Apple is now a company with a stronger brand, that goes over the geeks and is more linked to marketing.
Apple is a strong company with cutting edge technologies and more patents that can turn in billion dollars ideas.
Apple has now an industrial approach for going live.
Apple has also grown or acquired lot of professionals and managers that can continue the business.
Apple also has a marketing and commercial model for applications selling that is something that is a step beyond also for new coming devices.
I don’t work for Apple (in fact I work for another very big company that is a competitor for part of Apple business), but I think the Cupertino company is stronger than ever.
With Steve at the helm also has the plus of a Guru, but without can continue the business without problems.
This post as a comment also at http://www.betanews.com/joewilcox/article/Apples-future-without-Steve-Jobs-wont-be-as-bright/1295327829, at http://www.betanews.com/joewilcox/article/What-future-does-Apple-have-without-Steve-Jobs/1295286850, http://www.betanews.com/joewilcox/article/Steve-Jobs-takes-another-medical-leave-from-Apple/1295278306, http://www.computerworld.com/comments/node/9205362#comment-716336, http://arstechnica.com/apple/news/2011/01/apple-ceo-steve-jobs-back-on-medical-leave.ars?comments=1&p=21225850#comment-21225850, http://www.geek.com/articles/apple/steve-jobs-goes-on-medical-leave-of-absence-20110117/comment-page-1/#comment-3975084, http://www.ghacks.net/2011/01/17/steve-jobs-to-take-leave-of-absence-from-apple-for-health-reasons/#comment-1295892 and at http://www.lockergnome.com/it/2011/01/17/is-steve-jobs-critical-to-apple/comment-page-1/#comment-250537
Chris Foresman at Ars Technica reports that “[…] iOS 4.2 took a little longer than planned to roll out; a last minute WiFi bug in the 4.2 golden master caused a delay of a few weeks to rev up to the 4.2.1 version that was released on Monday. Despite this, Apple is rumored to have iOS 4.3 already waiting in the wings for a mid-December release. That update is said to bring a new subscription billing API for in-app purchasing, according to MacStories, enabling app developers to collect recurring charges directly through iTunes for print, video, or other content. […]” (full article at http://arstechnica.com/apple/news/2010/11/ios-43-rumored-for-mid-december-with-in-app-subscriptions.ars).
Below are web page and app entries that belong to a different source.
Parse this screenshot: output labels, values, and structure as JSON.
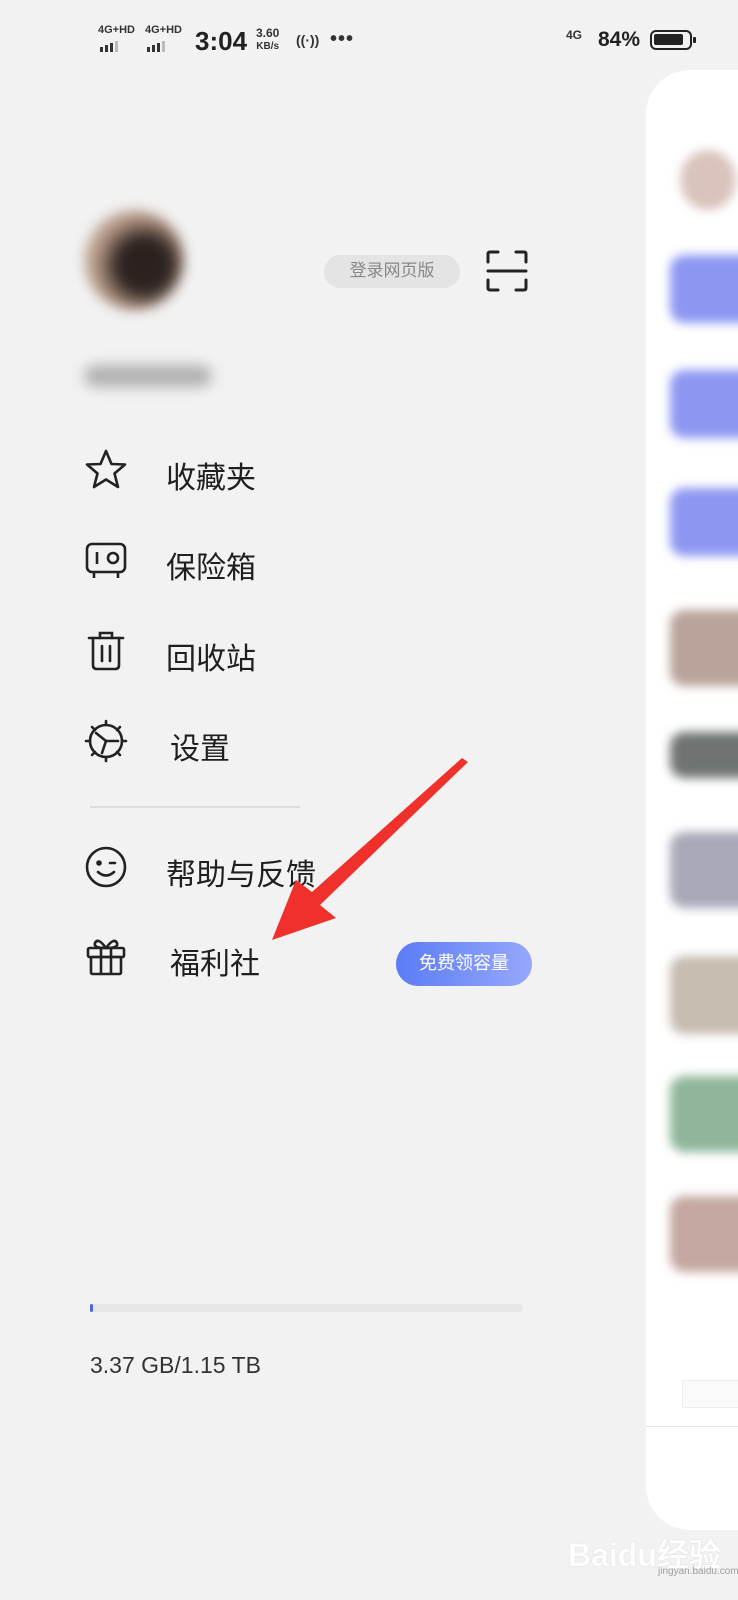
{
  "status_bar": {
    "signal_1": "4G+HD",
    "signal_2": "4G+HD",
    "time": "3:04",
    "speed_value": "3.60",
    "speed_unit": "KB/s",
    "hotspot": "((·))",
    "more": "•••",
    "network_right": "4G",
    "battery_percent": "84%",
    "battery_level": 0.84
  },
  "profile": {
    "login_web_label": "登录网页版"
  },
  "menu": {
    "favorites": "收藏夹",
    "safe_box": "保险箱",
    "recycle_bin": "回收站",
    "settings": "设置",
    "help_feedback": "帮助与反馈",
    "welfare": "福利社",
    "welfare_badge": "免费领容量"
  },
  "storage": {
    "text": "3.37 GB/1.15 TB",
    "used_fraction": 0.003
  },
  "watermark": {
    "brand": "Baidu经验",
    "site": "jingyan.baidu.com"
  },
  "colors": {
    "background": "#f2f2f2",
    "accent_blue": "#5b7cf6",
    "arrow_red": "#f0302a"
  }
}
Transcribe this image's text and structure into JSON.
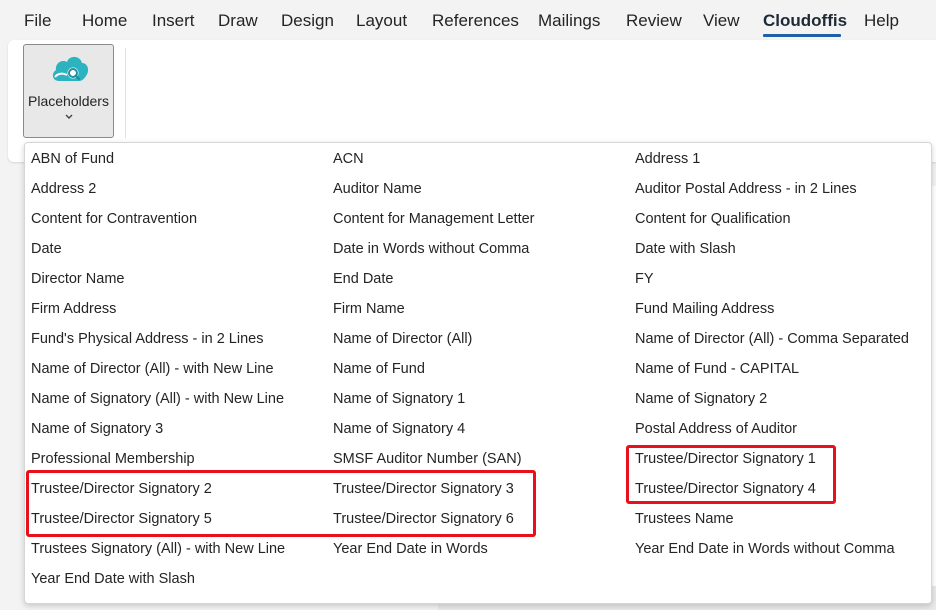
{
  "menu": {
    "tabs": [
      "File",
      "Home",
      "Insert",
      "Draw",
      "Design",
      "Layout",
      "References",
      "Mailings",
      "Review",
      "View",
      "Cloudoffis",
      "Help"
    ],
    "active": "Cloudoffis"
  },
  "ribbon": {
    "placeholders_label": "Placeholders"
  },
  "dropdown": {
    "columns": [
      [
        "ABN of Fund",
        "Address 2",
        "Content for Contravention",
        "Date",
        "Director Name",
        "Firm Address",
        "Fund's Physical Address - in 2 Lines",
        "Name of Director (All) - with New Line",
        "Name of Signatory (All) - with New Line",
        "Name of Signatory 3",
        "Professional Membership",
        "Trustee/Director Signatory 2",
        "Trustee/Director Signatory 5",
        "Trustees Signatory (All) - with New Line",
        "Year End Date with Slash"
      ],
      [
        "ACN",
        "Auditor Name",
        "Content for Management Letter",
        "Date in Words without Comma",
        "End Date",
        "Firm Name",
        "Name of Director (All)",
        "Name of Fund",
        "Name of Signatory 1",
        "Name of Signatory 4",
        "SMSF Auditor Number (SAN)",
        "Trustee/Director Signatory 3",
        "Trustee/Director Signatory 6",
        "Year End Date in Words"
      ],
      [
        "Address 1",
        "Auditor Postal Address - in 2 Lines",
        "Content for Qualification",
        "Date with Slash",
        "FY",
        "Fund Mailing Address",
        "Name of Director (All) - Comma Separated",
        "Name of Fund - CAPITAL",
        "Name of Signatory 2",
        "Postal Address of Auditor",
        "Trustee/Director Signatory 1",
        "Trustee/Director Signatory 4",
        "Trustees Name",
        "Year End Date in Words without Comma"
      ]
    ]
  },
  "colors": {
    "accent": "#1f5fa8",
    "highlight": "#e8101a",
    "cloud_teal": "#2bb3c0"
  }
}
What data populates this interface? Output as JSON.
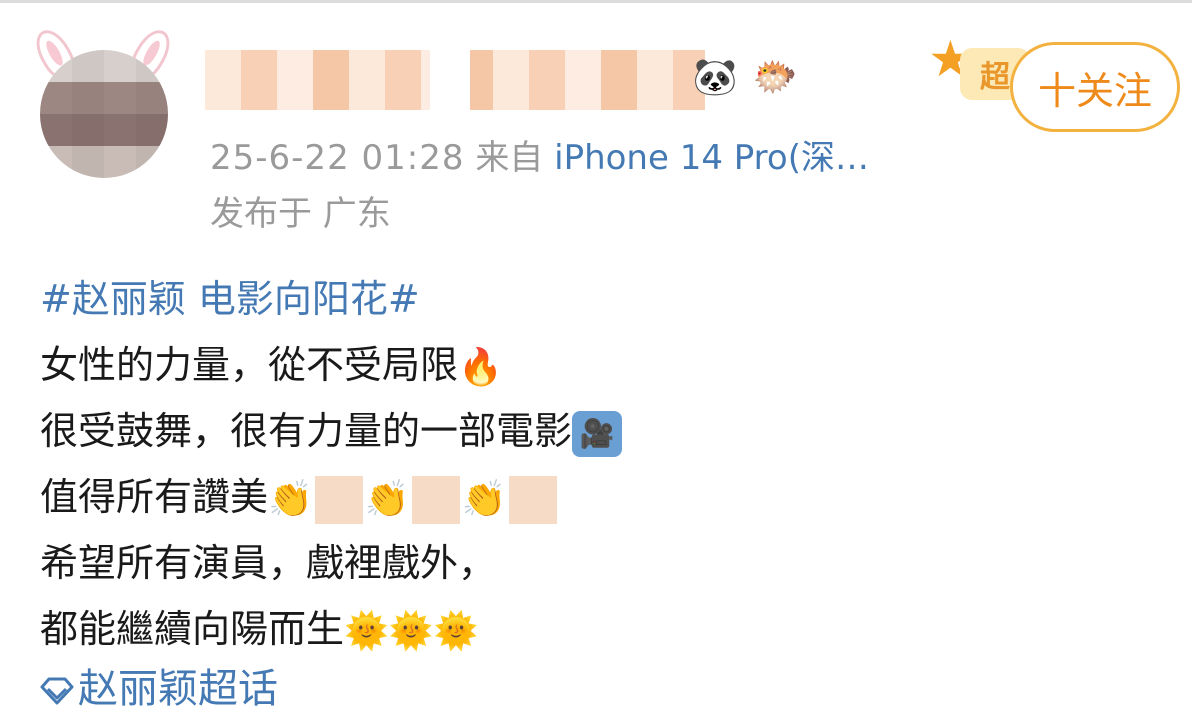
{
  "user": {
    "name": "",
    "badges": [
      "panda-icon",
      "fish-icon"
    ],
    "super_tag": "超",
    "follow_label": "十关注"
  },
  "post_meta": {
    "time": "25-6-22 01:28",
    "source_prefix": "来自",
    "source_device": "iPhone 14 Pro(深…",
    "location": "发布于 广东"
  },
  "content": {
    "hashtag": "#赵丽颖 电影向阳花#",
    "line1": "女性的力量，從不受局限",
    "line1_emoji": "🔥",
    "line2": "很受鼓舞，很有力量的一部電影",
    "line2_emoji": "🎥",
    "line3": "值得所有讚美",
    "line3_emoji": "👏",
    "line4": "希望所有演員，戲裡戲外，",
    "line5": "都能繼續向陽而生",
    "line5_emoji": "🌞"
  },
  "topic": {
    "label": "赵丽颖超话"
  },
  "colors": {
    "link_blue": "#4479b4",
    "follow_orange": "#ee8a1a",
    "meta_gray": "#9a9a9a"
  }
}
Same does Brian Barrett at Gizmodo (full article at http://gizmodo.com/5697563/is-ios-43-just-around-the-corner).
Ok. I agree that the market is demanding and the continuous release of new versions is a way to adapt the system to developments and market needs.
But in my opinion would be a little better to have a unique realse in december than having two separate ones at the distance of less than a month.
Is not a matter of complexity, of course, but is a matter of being pragmatic.
This post as a comment als at http://arstechnica.com/apple/news/2010/11/ios-43-rumored-for-mid-december-with-in-app-subscriptions.ars?comments=1&p=21058072#comment-21058072 and at http://gizmodo.com/5697563/is-ios-43-just-around-the-corner